→ Exercise description:
Locate each line below that includes "JSON" and reproduce it.

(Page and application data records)
•••••
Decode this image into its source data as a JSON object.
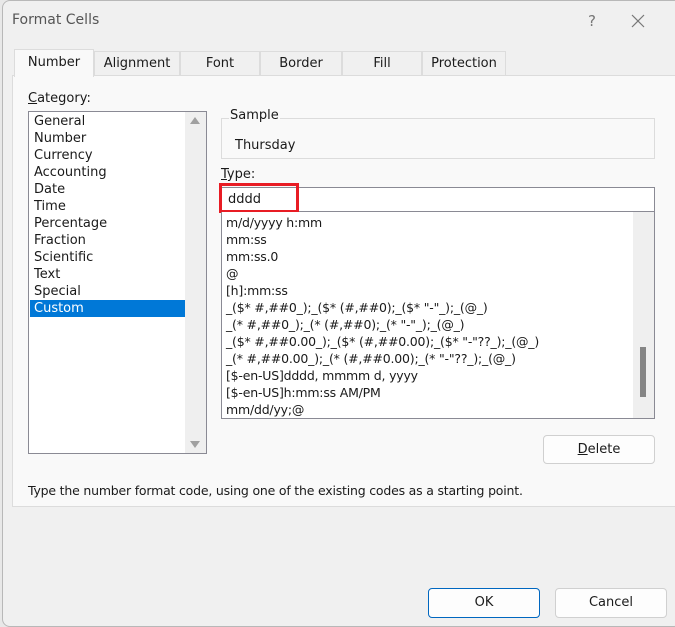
{
  "window": {
    "title": "Format Cells",
    "help_label": "?",
    "close_icon": "close-icon"
  },
  "tabs": [
    {
      "label": "Number",
      "active": true
    },
    {
      "label": "Alignment",
      "active": false
    },
    {
      "label": "Font",
      "active": false
    },
    {
      "label": "Border",
      "active": false
    },
    {
      "label": "Fill",
      "active": false
    },
    {
      "label": "Protection",
      "active": false
    }
  ],
  "category": {
    "label_mnemonic": "C",
    "label_rest": "ategory:",
    "items": [
      "General",
      "Number",
      "Currency",
      "Accounting",
      "Date",
      "Time",
      "Percentage",
      "Fraction",
      "Scientific",
      "Text",
      "Special",
      "Custom"
    ],
    "selected": "Custom"
  },
  "sample": {
    "legend": "Sample",
    "value": "Thursday"
  },
  "type": {
    "label_mnemonic": "T",
    "label_rest": "ype:",
    "value": "dddd"
  },
  "format_codes": [
    "m/d/yyyy h:mm",
    "mm:ss",
    "mm:ss.0",
    "@",
    "[h]:mm:ss",
    "_($* #,##0_);_($* (#,##0);_($* \"-\"_);_(@_)",
    "_(* #,##0_);_(* (#,##0);_(* \"-\"_);_(@_)",
    "_($* #,##0.00_);_($* (#,##0.00);_($* \"-\"??_);_(@_)",
    "_(* #,##0.00_);_(* (#,##0.00);_(* \"-\"??_);_(@_)",
    "[$-en-US]dddd, mmmm d, yyyy",
    "[$-en-US]h:mm:ss AM/PM",
    "mm/dd/yy;@"
  ],
  "buttons": {
    "delete_mnemonic": "D",
    "delete_rest": "elete",
    "ok": "OK",
    "cancel": "Cancel"
  },
  "hint": "Type the number format code, using one of the existing codes as a starting point.",
  "colors": {
    "accent": "#0078d7",
    "highlight_box": "#e81c24",
    "ok_border": "#0067c0"
  }
}
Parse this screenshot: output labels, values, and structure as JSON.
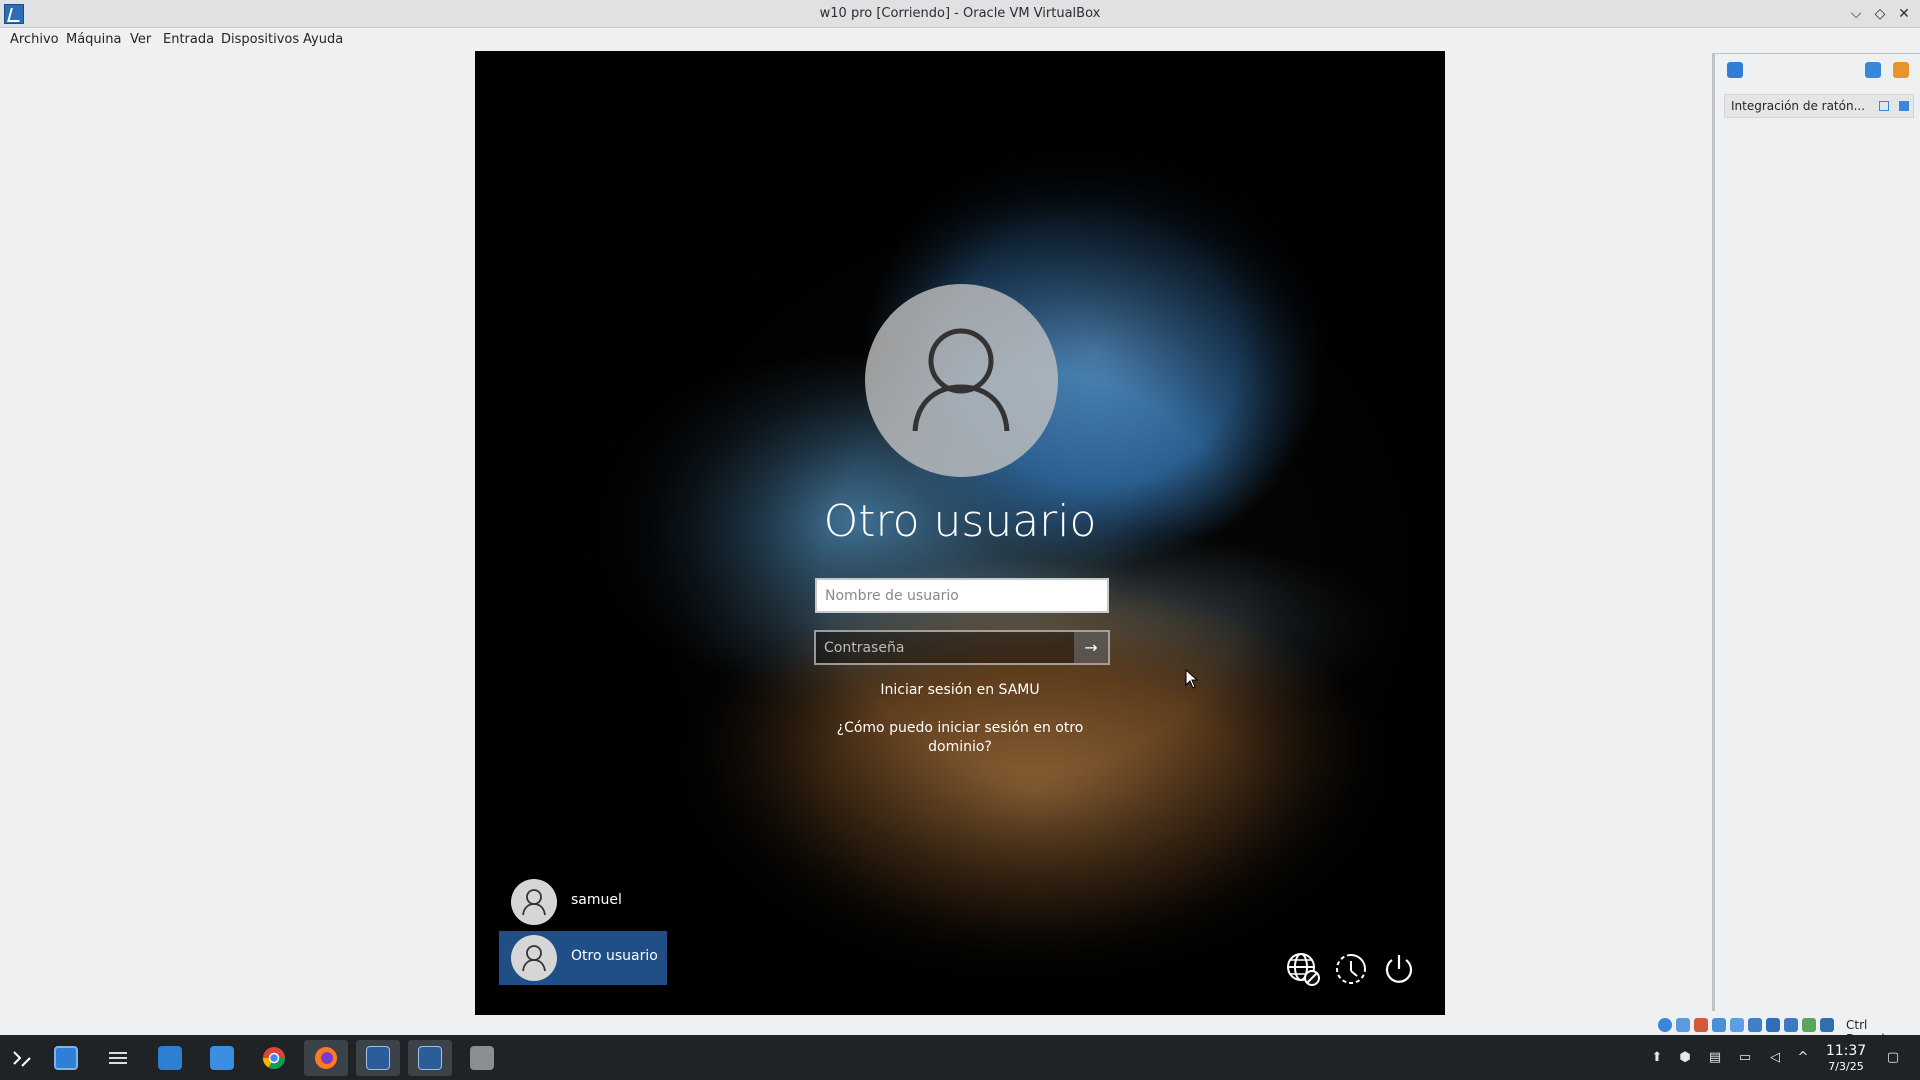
{
  "window": {
    "title": "w10 pro [Corriendo] - Oracle VM VirtualBox",
    "controls": {
      "minimize": "⌵",
      "maximize": "◇",
      "close": "✕"
    }
  },
  "menubar": {
    "items": [
      "Archivo",
      "Máquina",
      "Ver",
      "Entrada",
      "Dispositivos",
      "Ayuda"
    ]
  },
  "vm": {
    "user_title": "Otro usuario",
    "username_placeholder": "Nombre de usuario",
    "password_placeholder": "Contraseña",
    "submit_arrow": "→",
    "signin_domain": "Iniciar sesión en SAMU",
    "other_domain_link": "¿Cómo puedo iniciar sesión en otro dominio?",
    "user_tiles": [
      {
        "label": "samuel",
        "selected": false
      },
      {
        "label": "Otro usuario",
        "selected": true
      }
    ],
    "system_icons": [
      "globe-icon",
      "ease-of-access-icon",
      "power-icon"
    ]
  },
  "side_panel": {
    "mouse_integration_label": "Integración de ratón..."
  },
  "statusbar": {
    "host_key": "Ctrl Derecho"
  },
  "taskbar": {
    "clock_time": "11:37",
    "clock_date": "7/3/25",
    "apps": [
      "launcher-icon",
      "virtual-desktop-icon",
      "settings-icon",
      "store-icon",
      "files-icon",
      "chrome-icon",
      "firefox-icon",
      "vmware-icon",
      "vmware-icon",
      "virtualbox-icon"
    ],
    "tray": [
      "update-icon",
      "package-icon",
      "clipboard-icon",
      "network-icon",
      "volume-muted-icon",
      "chevron-up-icon",
      "show-desktop-icon"
    ]
  },
  "colors": {
    "selected_tile": "#1f4f86",
    "taskbar": "#1f2326"
  }
}
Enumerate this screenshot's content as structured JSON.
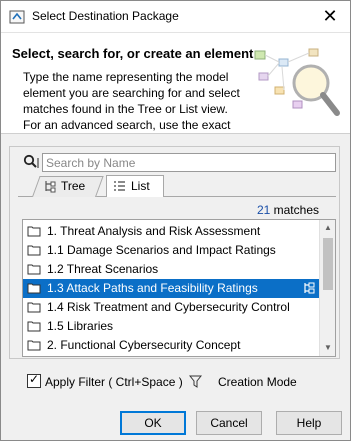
{
  "window": {
    "title": "Select Destination Package",
    "close_glyph": "✕"
  },
  "header": {
    "title": "Select, search for, or create an element",
    "description": "Type the name representing the model element you are searching for and select matches found in the Tree or List view. For an advanced search, use the exact"
  },
  "search": {
    "placeholder": "Search by Name",
    "value": ""
  },
  "tabs": [
    {
      "label": "Tree",
      "active": false
    },
    {
      "label": "List",
      "active": true
    }
  ],
  "matches": {
    "count": "21",
    "label": "matches"
  },
  "list": {
    "items": [
      {
        "label": "1. Threat Analysis and Risk Assessment",
        "selected": false
      },
      {
        "label": "1.1 Damage Scenarios and Impact Ratings",
        "selected": false
      },
      {
        "label": "1.2 Threat Scenarios",
        "selected": false
      },
      {
        "label": "1.3 Attack Paths and Feasibility Ratings",
        "selected": true
      },
      {
        "label": "1.4 Risk Treatment and Cybersecurity Control",
        "selected": false
      },
      {
        "label": "1.5 Libraries",
        "selected": false
      },
      {
        "label": "2. Functional Cybersecurity Concept",
        "selected": false
      }
    ]
  },
  "filter": {
    "apply_label": "Apply Filter ( Ctrl+Space )",
    "checked": true,
    "creation_mode_label": "Creation Mode"
  },
  "buttons": {
    "ok": "OK",
    "cancel": "Cancel",
    "help": "Help"
  },
  "colors": {
    "selection": "#0b6fc7",
    "match_count": "#1a4fa8"
  },
  "icons": [
    "app-icon",
    "close-icon",
    "search-icon",
    "tree-tab-icon",
    "list-tab-icon",
    "folder-icon",
    "tree-navigate-icon",
    "filter-icon",
    "header-illustration"
  ]
}
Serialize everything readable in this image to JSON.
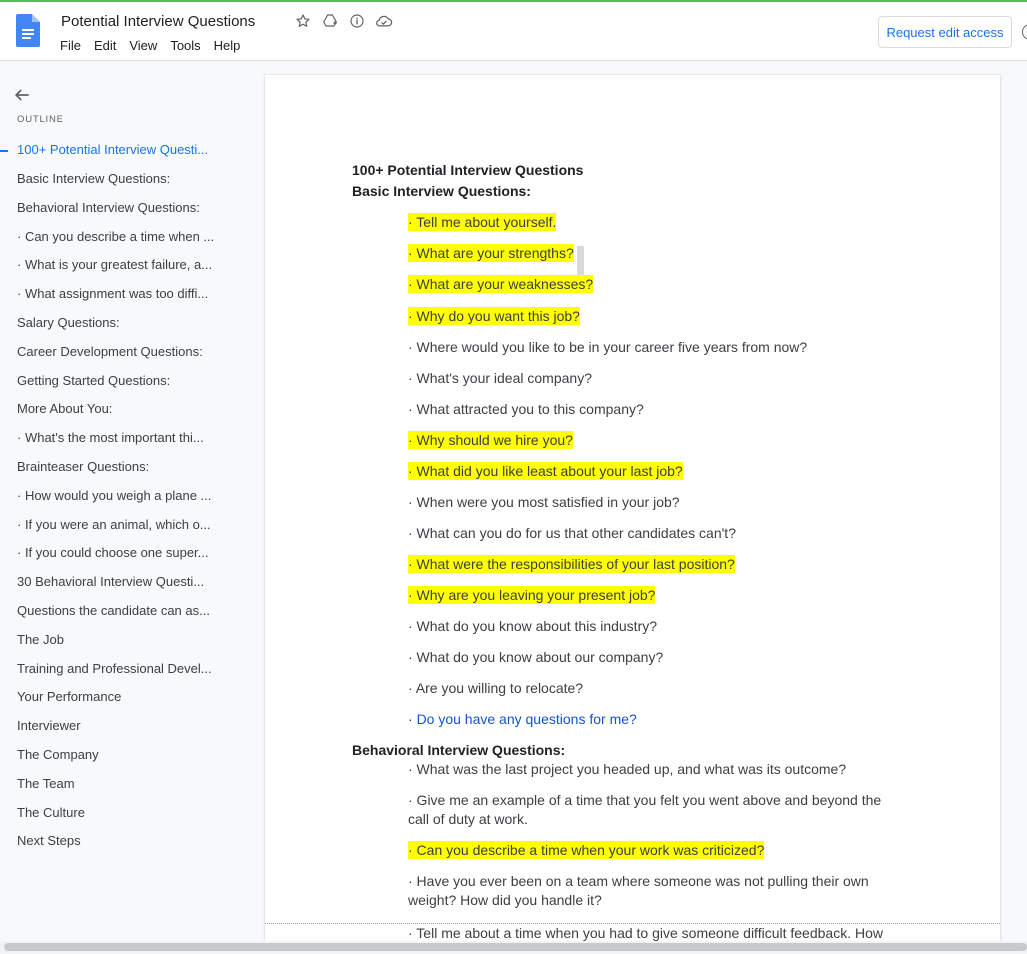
{
  "app": {
    "title": "Potential Interview Questions",
    "menu": [
      "File",
      "Edit",
      "View",
      "Tools",
      "Help"
    ],
    "request_button": "Request edit access",
    "colors": {
      "accent": "#1a73e8",
      "doc_icon": "#4285f4",
      "highlight": "#ffff00",
      "link": "#1155cc"
    }
  },
  "outline": {
    "label": "OUTLINE",
    "items": [
      "100+ Potential Interview Questi...",
      "Basic Interview Questions:",
      "Behavioral Interview Questions:",
      "· Can you describe a time when ...",
      "· What is your greatest failure, a...",
      "· What assignment was too diffi...",
      "Salary Questions:",
      "Career Development Questions:",
      "Getting Started Questions:",
      "More About You:",
      "· What's the most important thi...",
      "Brainteaser Questions:",
      "· How would you weigh a plane ...",
      "· If you were an animal, which o...",
      "· If you could choose one super...",
      "30 Behavioral Interview Questi...",
      "Questions the candidate can as...",
      "The Job",
      "Training and Professional Devel...",
      "Your Performance",
      "Interviewer",
      "The Company",
      "The Team",
      "The Culture",
      "Next Steps"
    ]
  },
  "doc": {
    "title": "100+ Potential Interview Questions",
    "basic_heading": "Basic Interview Questions:",
    "basic_questions": [
      "· Tell me about yourself.",
      "· What are your strengths?",
      "· What are your weaknesses?",
      "· Why do you want this job?",
      "· Where would you like to be in your career five years from now?",
      "· What's your ideal company?",
      "· What attracted you to this company?",
      "· Why should we hire you?",
      "· What did you like least about your last job?",
      "· When were you most satisfied in your job?",
      "· What can you do for us that other candidates can't?",
      "· What were the responsibilities of your last position?",
      "· Why are you leaving your present job?",
      "· What do you know about this industry?",
      "· What do you know about our company?",
      "· Are you willing to relocate?"
    ],
    "link_bullet": "·",
    "link_question": "Do you have any questions for me?",
    "behavioral_heading": "Behavioral Interview Questions:",
    "behavioral_questions": [
      "· What was the last project you headed up, and what was its outcome?",
      "· Give me an example of a time that you felt you went above and beyond the",
      "call of duty at work.",
      "· Can you describe a time when your work was criticized?",
      "· Have you ever been on a team where someone was not pulling their own",
      "weight? How did you handle it?",
      "· Tell me about a time when you had to give someone difficult feedback. How"
    ]
  }
}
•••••
→ Output:
Decode this image into its source data as a JSON object.
Parse this screenshot: output labels, values, and structure as JSON.
Enumerate this screenshot's content as structured JSON.
Serialize everything readable in this image to JSON.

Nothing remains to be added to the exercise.